Good morning class, welcome to Tabletop Gaming 1003.  The "1" designates that you do not know anything about the subject and the "3" designates how many hours of credit this class is worth.  For the life of me, I never knew what the middle numbers were used for other than complicating my life when trying to make sure I had the easy teacher.

            How about we start today with understanding what tabletop gaming really is.  It is not Scrabble, Checkers or Tic-Tac-Toe.  It might be Monopoly, Sorry or Apples-to-Apples, but let's be honest, that crap is for strict Christian family night at home or the church picnic.  Family's who's kids are one high school graduation away from being shown what the real world is (note: there is a time and place for everything and it's called college, if you didn't do stupid shit in college, you missed out).  Now quick, you can jump over to Wikipedia and read some douche bag's idea of what constitutes tabletop gaming...OR...we can toss your ass into the fire and see if it burns.

Tabletop gaming comes in five basic styles: Strategy, Chance, Miniature, Card and Role-Playing.
            Strategy (sometimes called European) is based on planning your moves, anticipating what your opponent(s) will do and reacting to minor changes in the gaming environment.  Lords of Waterdeep and Carcassonne are decent representations of this style.





            Chance (also called American) is based on random events that can radically change the game, game environment or game progression with a roll of the die or a pull of the card.  Cosmic Encounter is dice-less, but is so random that the game can turn on one card being pulled from the deck, while SmallWorld may or may not require dice depending on your decisions.
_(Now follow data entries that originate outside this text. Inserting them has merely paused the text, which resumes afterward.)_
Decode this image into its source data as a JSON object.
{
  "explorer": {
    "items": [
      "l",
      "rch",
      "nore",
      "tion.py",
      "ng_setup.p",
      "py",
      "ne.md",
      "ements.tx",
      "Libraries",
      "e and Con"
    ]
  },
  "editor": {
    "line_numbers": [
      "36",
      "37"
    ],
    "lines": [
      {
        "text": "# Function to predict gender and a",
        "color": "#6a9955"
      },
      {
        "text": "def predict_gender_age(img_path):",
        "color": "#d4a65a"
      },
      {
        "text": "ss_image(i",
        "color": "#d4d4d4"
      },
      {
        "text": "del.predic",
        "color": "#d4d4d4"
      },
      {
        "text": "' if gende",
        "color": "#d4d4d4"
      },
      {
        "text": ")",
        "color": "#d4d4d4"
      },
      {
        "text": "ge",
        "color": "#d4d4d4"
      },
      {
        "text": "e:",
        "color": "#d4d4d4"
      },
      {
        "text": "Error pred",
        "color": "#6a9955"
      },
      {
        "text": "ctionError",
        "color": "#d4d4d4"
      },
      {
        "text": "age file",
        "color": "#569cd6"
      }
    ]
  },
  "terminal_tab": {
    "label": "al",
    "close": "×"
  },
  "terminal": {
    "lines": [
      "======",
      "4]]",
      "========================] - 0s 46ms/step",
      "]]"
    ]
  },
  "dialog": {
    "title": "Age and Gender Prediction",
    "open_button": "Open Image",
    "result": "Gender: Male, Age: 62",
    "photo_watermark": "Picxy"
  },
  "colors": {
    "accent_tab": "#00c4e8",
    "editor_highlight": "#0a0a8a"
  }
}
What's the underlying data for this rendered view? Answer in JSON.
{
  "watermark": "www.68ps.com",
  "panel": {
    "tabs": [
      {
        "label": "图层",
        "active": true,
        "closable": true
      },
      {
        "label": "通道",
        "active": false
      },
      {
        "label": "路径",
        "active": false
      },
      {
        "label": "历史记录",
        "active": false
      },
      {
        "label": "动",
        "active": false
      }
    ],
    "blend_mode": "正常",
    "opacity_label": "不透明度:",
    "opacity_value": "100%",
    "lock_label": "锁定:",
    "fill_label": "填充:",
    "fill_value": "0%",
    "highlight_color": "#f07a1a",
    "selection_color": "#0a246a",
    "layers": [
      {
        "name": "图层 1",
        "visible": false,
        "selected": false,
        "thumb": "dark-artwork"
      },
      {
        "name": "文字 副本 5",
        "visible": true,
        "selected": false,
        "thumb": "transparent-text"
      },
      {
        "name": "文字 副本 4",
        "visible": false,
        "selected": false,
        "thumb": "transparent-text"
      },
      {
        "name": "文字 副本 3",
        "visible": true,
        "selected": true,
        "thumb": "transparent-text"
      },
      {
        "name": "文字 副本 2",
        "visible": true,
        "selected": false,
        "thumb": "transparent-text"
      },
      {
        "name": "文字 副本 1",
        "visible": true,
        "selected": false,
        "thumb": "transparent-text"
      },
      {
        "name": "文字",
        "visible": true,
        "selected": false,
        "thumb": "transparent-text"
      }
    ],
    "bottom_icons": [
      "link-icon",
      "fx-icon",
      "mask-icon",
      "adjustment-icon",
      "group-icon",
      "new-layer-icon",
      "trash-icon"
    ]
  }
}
            Miniature games require boards, miniature pieces and often lots of money to invest in the pieces and time to invest in their customizations.  Warhammer (and its 40K version) and Leviathans represent miniature gaming very well.



            Card games generally involve either pre-building a deck before the game starts - Magic: The Gathering or as the game progresses - Ascension.













            Finally, we get to Role-Playing games for the tabletop.  Traditionally, this has meant Dungeons and Dragons or any of its numerous derivatives.  However, Wizards of the Coast got the idea a few years ago to introduce a true board game version and they did it quite well with Castle Ravenloft, Wrath of Ashardalon and Legend of Drizzt.  However, others are there as well, Game of Thrones or Descent fill in quite nicely.







            So, now you have some idea of the plethora of games and game types available out there.  In the next installment, we look into some of the digitized versions of these games.